Homeschool Groups: What Do You Bring to the Table?

Source:  Colorado Education
By:  Liese Carberry
July 9, 2012
If a bunch of people get together in a room and don't say anything what happens? {Insert crickets chirping here}. But, if a bunch of people get together and bring an experience, a gift, a thought to the table, what happens? People learn and discover new things.

When you start the homeschooling journey one of the best things you can do is join a homeschool group. But, think about this: what are you going to bring to the gathering? The group does not exist to cater only to you, what can you bring that helps out others? If you were starting to knit you might join a knitting club, so you could get the hang of it, see some older knitters work their craft; it's no different with homeschooling. When you join a group you get to see people who are steeped in homeschooling and people who are new. You get to see (if your group is inclusive) varying ways that you can teach your children and families of all ages interacting with one another.

Think about what you were before you were a homeschooler. Maybe you were a teacher, an artist, a storyteller, maybe you worked in an office and were the epitome of efficiency. You can bring those experiences to the group. Maybe the group you join has never thought about organizing a toy drive for the children's hospital and organizing is your gift. Maybe you would like to teach an art class to more than just your own kids or put together a field trip to a museum, bring it on!
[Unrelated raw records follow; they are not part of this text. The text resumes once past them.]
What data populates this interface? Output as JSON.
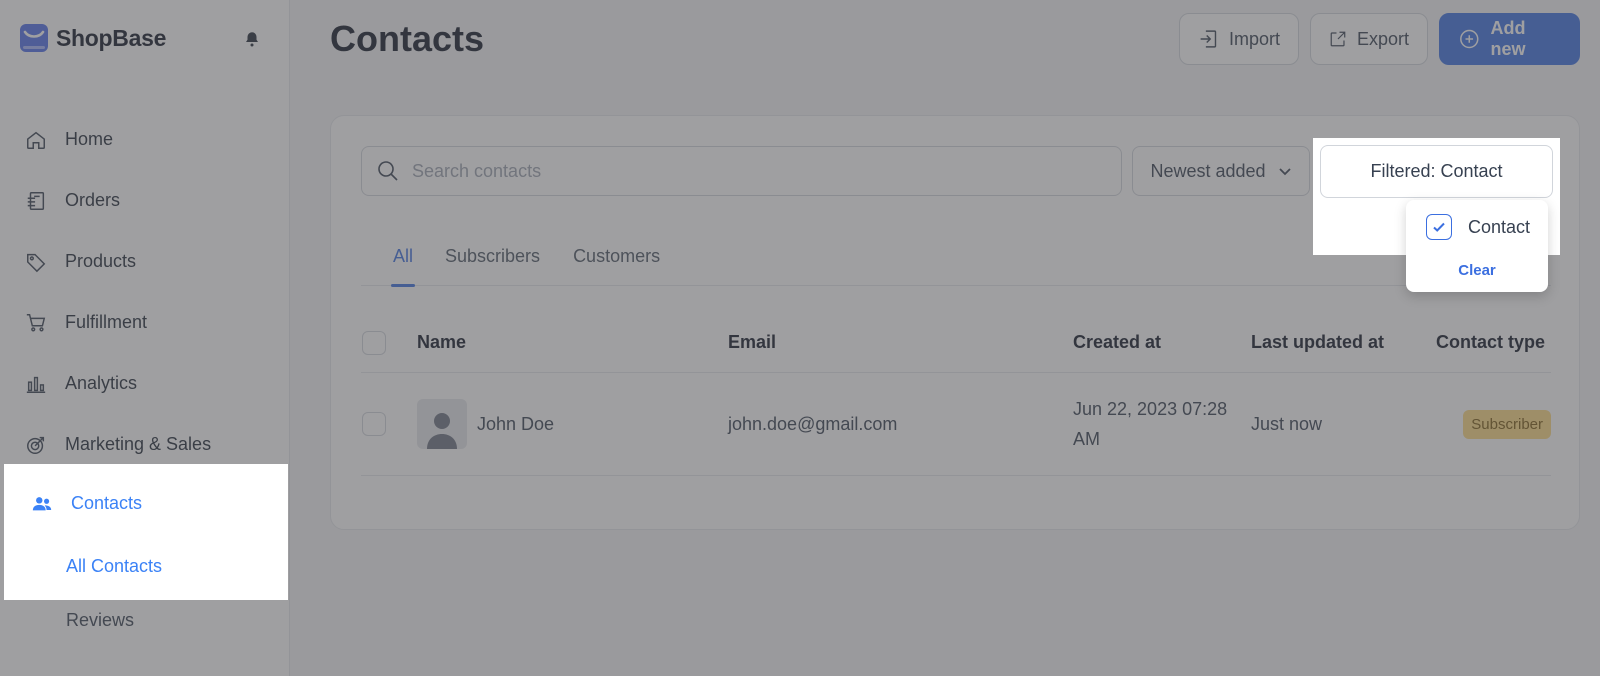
{
  "app": {
    "brand": "ShopBase"
  },
  "sidebar": {
    "items": [
      {
        "label": "Home",
        "icon": "home-icon"
      },
      {
        "label": "Orders",
        "icon": "orders-icon"
      },
      {
        "label": "Products",
        "icon": "tag-icon"
      },
      {
        "label": "Fulfillment",
        "icon": "cart-icon"
      },
      {
        "label": "Analytics",
        "icon": "bar-chart-icon"
      },
      {
        "label": "Marketing & Sales",
        "icon": "target-icon"
      },
      {
        "label": "Contacts",
        "icon": "users-icon",
        "active": true
      }
    ],
    "subitems": [
      {
        "label": "All Contacts",
        "active": true
      },
      {
        "label": "Reviews"
      }
    ]
  },
  "header": {
    "title": "Contacts",
    "import_label": "Import",
    "export_label": "Export",
    "add_label": "Add new"
  },
  "toolbar": {
    "search_placeholder": "Search contacts",
    "sort_label": "Newest added",
    "filter_label": "Filtered: Contact"
  },
  "filter_dropdown": {
    "option_label": "Contact",
    "option_checked": true,
    "clear_label": "Clear"
  },
  "tabs": [
    {
      "label": "All",
      "active": true
    },
    {
      "label": "Subscribers"
    },
    {
      "label": "Customers"
    }
  ],
  "table": {
    "columns": [
      "Name",
      "Email",
      "Created at",
      "Last updated at",
      "Contact type"
    ],
    "rows": [
      {
        "name": "John Doe",
        "email": "john.doe@gmail.com",
        "created_at_line1": "Jun 22, 2023 07:28",
        "created_at_line2": "AM",
        "last_updated": "Just now",
        "contact_type": "Subscriber"
      }
    ]
  },
  "colors": {
    "accent": "#3b6fe0",
    "active_nav": "#3b82f6",
    "badge_bg": "#fcd980",
    "overlay": "rgba(80,80,84,0.55)"
  }
}
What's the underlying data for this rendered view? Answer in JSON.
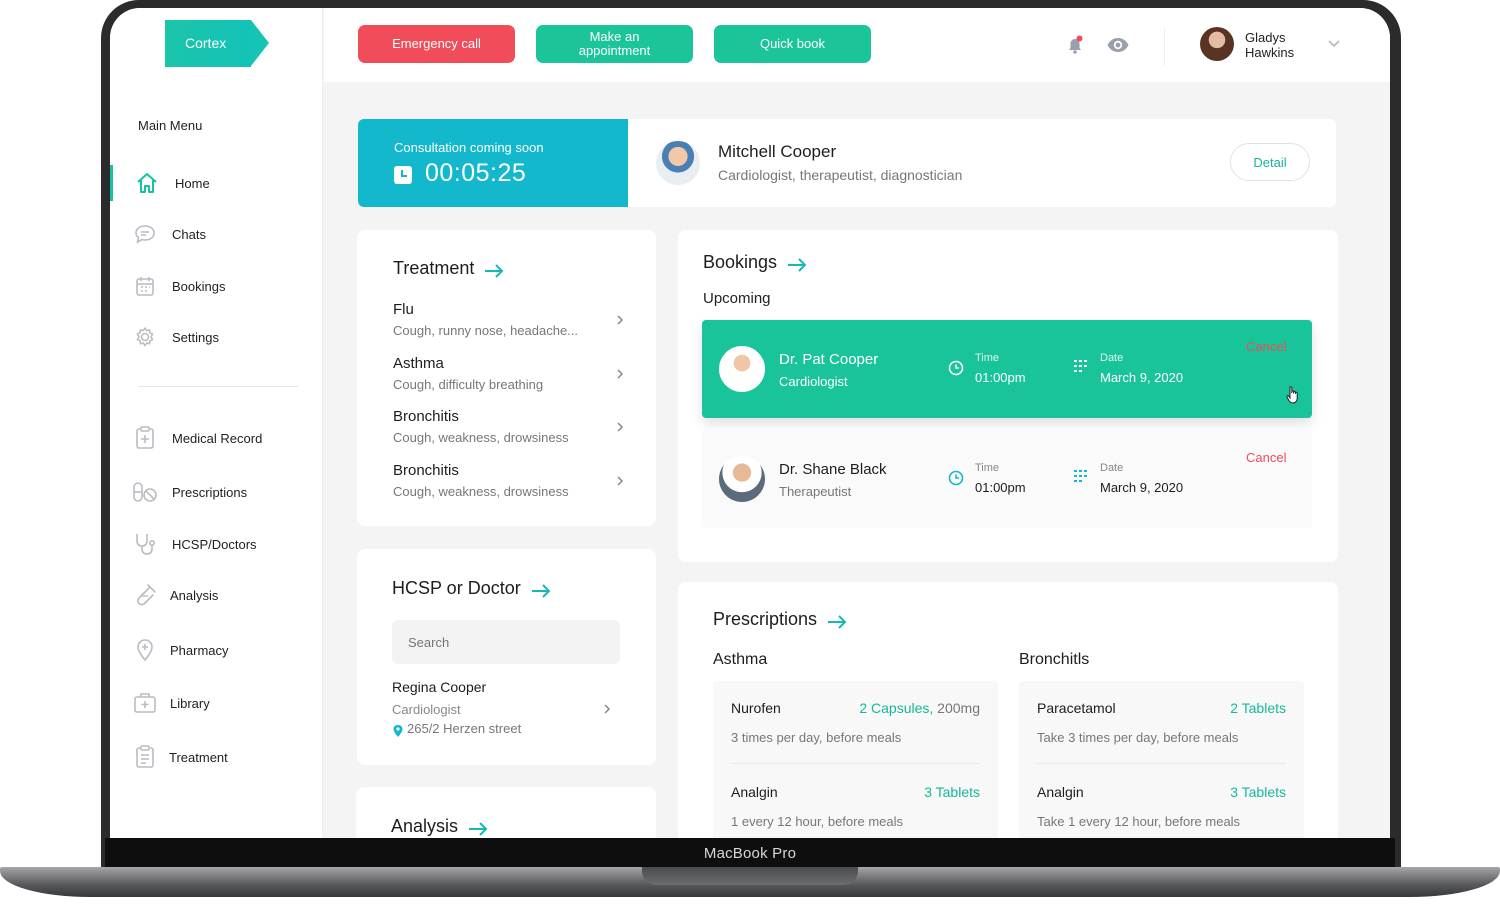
{
  "brand": {
    "logo": "Cortex",
    "device_label": "MacBook Pro"
  },
  "sidebar": {
    "menu_title": "Main Menu",
    "items": [
      {
        "label": "Home",
        "icon": "home-icon",
        "active": true
      },
      {
        "label": "Chats",
        "icon": "chat-icon"
      },
      {
        "label": "Bookings",
        "icon": "calendar-icon"
      },
      {
        "label": "Settings",
        "icon": "gear-icon"
      },
      {
        "label": "Medical Record",
        "icon": "medical-record-icon"
      },
      {
        "label": "Prescriptions",
        "icon": "pills-icon"
      },
      {
        "label": "HCSP/Doctors",
        "icon": "stethoscope-icon"
      },
      {
        "label": "Analysis",
        "icon": "test-tube-icon"
      },
      {
        "label": "Pharmacy",
        "icon": "location-pin-icon"
      },
      {
        "label": "Library",
        "icon": "first-aid-kit-icon"
      },
      {
        "label": "Treatment",
        "icon": "clipboard-icon"
      }
    ]
  },
  "topbar": {
    "emergency_label": "Emergency call",
    "appointment_label": "Make an appointment",
    "quickbook_label": "Quick book",
    "user_name": "Gladys Hawkins"
  },
  "consultation": {
    "label": "Consultation coming soon",
    "countdown": "00:05:25",
    "doctor_name": "Mitchell Cooper",
    "doctor_specialty": "Cardiologist, therapeutist, diagnostician",
    "detail_label": "Detail"
  },
  "treatment": {
    "title": "Treatment",
    "items": [
      {
        "name": "Flu",
        "desc": "Cough, runny nose, headache..."
      },
      {
        "name": "Asthma",
        "desc": "Cough, difficulty breathing"
      },
      {
        "name": "Bronchitis",
        "desc": "Cough, weakness, drowsiness"
      },
      {
        "name": "Bronchitis",
        "desc": "Cough, weakness, drowsiness"
      }
    ]
  },
  "hcsp": {
    "title": "HCSP or Doctor",
    "search_placeholder": "Search",
    "result": {
      "name": "Regina Cooper",
      "specialty": "Cardiologist",
      "address": "265/2 Herzen street"
    }
  },
  "analysis": {
    "title": "Analysis"
  },
  "bookings": {
    "title": "Bookings",
    "subtitle": "Upcoming",
    "items": [
      {
        "doctor": "Dr. Pat Cooper",
        "role": "Cardiologist",
        "time_label": "Time",
        "time": "01:00pm",
        "date_label": "Date",
        "date": "March 9, 2020",
        "cancel": "Cancel",
        "highlighted": true
      },
      {
        "doctor": "Dr. Shane Black",
        "role": "Therapeutist",
        "time_label": "Time",
        "time": "01:00pm",
        "date_label": "Date",
        "date": "March 9, 2020",
        "cancel": "Cancel",
        "highlighted": false
      }
    ]
  },
  "prescriptions": {
    "title": "Prescriptions",
    "groups": [
      {
        "condition": "Asthma",
        "meds": [
          {
            "name": "Nurofen",
            "qty": "2 Capsules,",
            "dose": " 200mg",
            "note": "3 times per day, before meals"
          },
          {
            "name": "Analgin",
            "qty": "3 Tablets",
            "dose": "",
            "note": "1 every 12 hour, before meals"
          }
        ]
      },
      {
        "condition": "Bronchitls",
        "meds": [
          {
            "name": "Paracetamol",
            "qty": "2 Tablets",
            "dose": "",
            "note": "Take 3 times per day, before meals"
          },
          {
            "name": "Analgin",
            "qty": "3 Tablets",
            "dose": "",
            "note": "Take 1 every 12 hour, before meals"
          }
        ]
      }
    ]
  },
  "colors": {
    "accent": "#1bc499",
    "teal": "#14b8cc",
    "danger": "#f04c5a"
  }
}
What you bring to the table can benefit not only your children, but the whole homeschool group. It also works the other way round; let's say that math is not your thing but somewhere in the group is a dad who used to teach high school calculus - score! Homeschool groups should be about bringing people together who have a common goal (homeschooling) and building an environment of discovery and learning.

Do all groups succeed? No, sadly they don't. They might be too exclusive, pushing people away rather than welcoming them in. They might not have the backbone of the group branched out enough. Having one or two people in charge often leads to burnout on their part; it's hard work putting a group together and getting it to run like a well oiled machine. There are people who check out groups and find they aren't a good fit, people who stop homeschooling and leave a group, people who wish for the perfect group.

Again, think about what you bring to the table, what can you offer? Many people working together to host activities, field trips, co-ops, night outs, park days and classes build a group. Every little bit helps.

So, when you join a homeschool group don't expect perfection - there is no perfect homeschool group. There never will be. But, there are many good groups out there that are places where families can come together to celebrate learning at home. As a group we strive not for perfection, but for a place where everyone feels welcome, where all teaching and learning styles are wanted, and most of all where it's good to be different, because if everyone were the same that would be no fun at all.